That's about it. We got to Dor's in time for a meal of glazed ham, garlic potatoes, and beans - and a chocolate covered cream-puff for desert, spent some time in her apartment talking family affairs, then headed for home after a pit stop at Barnes and Noble, just in case - so we don't run short of books in the next week or two.


Silk Hope said...

Hey what happened to the jello fruit salad with marhmallows?

Gunnar Berg said...

Maybe 30 or 40 years ago. It's still comfort food for many people, but I cannot remember the last time I ate jello - probably at my sister's. Sometimes at holidays she makes a lime jello, with cottage cheese and pineapple that mother used to make.

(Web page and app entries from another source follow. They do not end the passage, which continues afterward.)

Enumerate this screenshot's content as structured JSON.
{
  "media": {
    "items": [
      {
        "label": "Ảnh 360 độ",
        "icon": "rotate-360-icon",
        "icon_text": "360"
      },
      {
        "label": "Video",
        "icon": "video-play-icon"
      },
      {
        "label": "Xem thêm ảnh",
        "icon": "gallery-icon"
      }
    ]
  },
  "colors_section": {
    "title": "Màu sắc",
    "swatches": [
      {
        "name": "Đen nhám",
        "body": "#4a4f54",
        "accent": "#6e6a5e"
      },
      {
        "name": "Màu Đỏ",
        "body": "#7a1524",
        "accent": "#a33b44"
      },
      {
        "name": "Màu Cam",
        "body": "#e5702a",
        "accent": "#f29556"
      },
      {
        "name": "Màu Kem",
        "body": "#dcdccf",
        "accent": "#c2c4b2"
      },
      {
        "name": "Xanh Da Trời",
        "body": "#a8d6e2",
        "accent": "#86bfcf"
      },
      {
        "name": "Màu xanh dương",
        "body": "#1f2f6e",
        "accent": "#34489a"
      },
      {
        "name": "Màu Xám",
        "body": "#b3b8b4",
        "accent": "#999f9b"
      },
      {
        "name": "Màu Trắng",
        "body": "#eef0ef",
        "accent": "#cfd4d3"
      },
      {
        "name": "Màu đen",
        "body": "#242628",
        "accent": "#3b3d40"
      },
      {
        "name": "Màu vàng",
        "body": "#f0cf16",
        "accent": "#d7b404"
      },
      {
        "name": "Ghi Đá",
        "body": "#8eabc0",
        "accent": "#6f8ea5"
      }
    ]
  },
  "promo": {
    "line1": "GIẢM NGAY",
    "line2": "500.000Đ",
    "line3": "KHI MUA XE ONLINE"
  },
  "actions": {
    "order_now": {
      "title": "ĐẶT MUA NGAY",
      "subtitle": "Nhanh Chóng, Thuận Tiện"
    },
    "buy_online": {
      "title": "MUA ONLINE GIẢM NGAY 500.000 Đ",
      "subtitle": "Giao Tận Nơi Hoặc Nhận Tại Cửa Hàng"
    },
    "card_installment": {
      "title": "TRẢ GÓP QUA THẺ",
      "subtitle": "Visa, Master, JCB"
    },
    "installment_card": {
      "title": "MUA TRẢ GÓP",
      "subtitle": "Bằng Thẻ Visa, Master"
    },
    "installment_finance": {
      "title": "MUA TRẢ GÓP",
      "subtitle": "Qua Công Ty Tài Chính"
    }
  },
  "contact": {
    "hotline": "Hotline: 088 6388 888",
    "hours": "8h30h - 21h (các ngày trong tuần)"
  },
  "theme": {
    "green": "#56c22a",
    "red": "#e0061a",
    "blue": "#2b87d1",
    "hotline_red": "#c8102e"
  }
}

Anonymous said...

saw a Painted Bunting today. Could hear a bunch more. I don't know anything about birds, but was with someone who does.


Gunnar Berg said...

Pretty flashy bird. We don't have them here out on the tundra, but in a couple of weeks we'll be seeing it's first cousin, the Indigo Bunting, a flash bird in it's own right.

Rat Trap Press said...

I rarely get to ride as a passenger anywhere. When I do I'm always surprised at the things I've never noticed before.

We actually have painted buntings in north Texas. I've only ever seen two of them in the area surrounding Possum Kingdom Lake-the area that is currently being consumed by a huge wildfire.

Anonymous said...

Painted Buntings, according to the internet the most beautiful North American bird, has two distinct ranges, in the southeast and the south. I'm in the southeast range, and have lived here for sixteen years and just saw my first one, so that's pretty cool. They are declining very rapidly, unfortunately.

michael white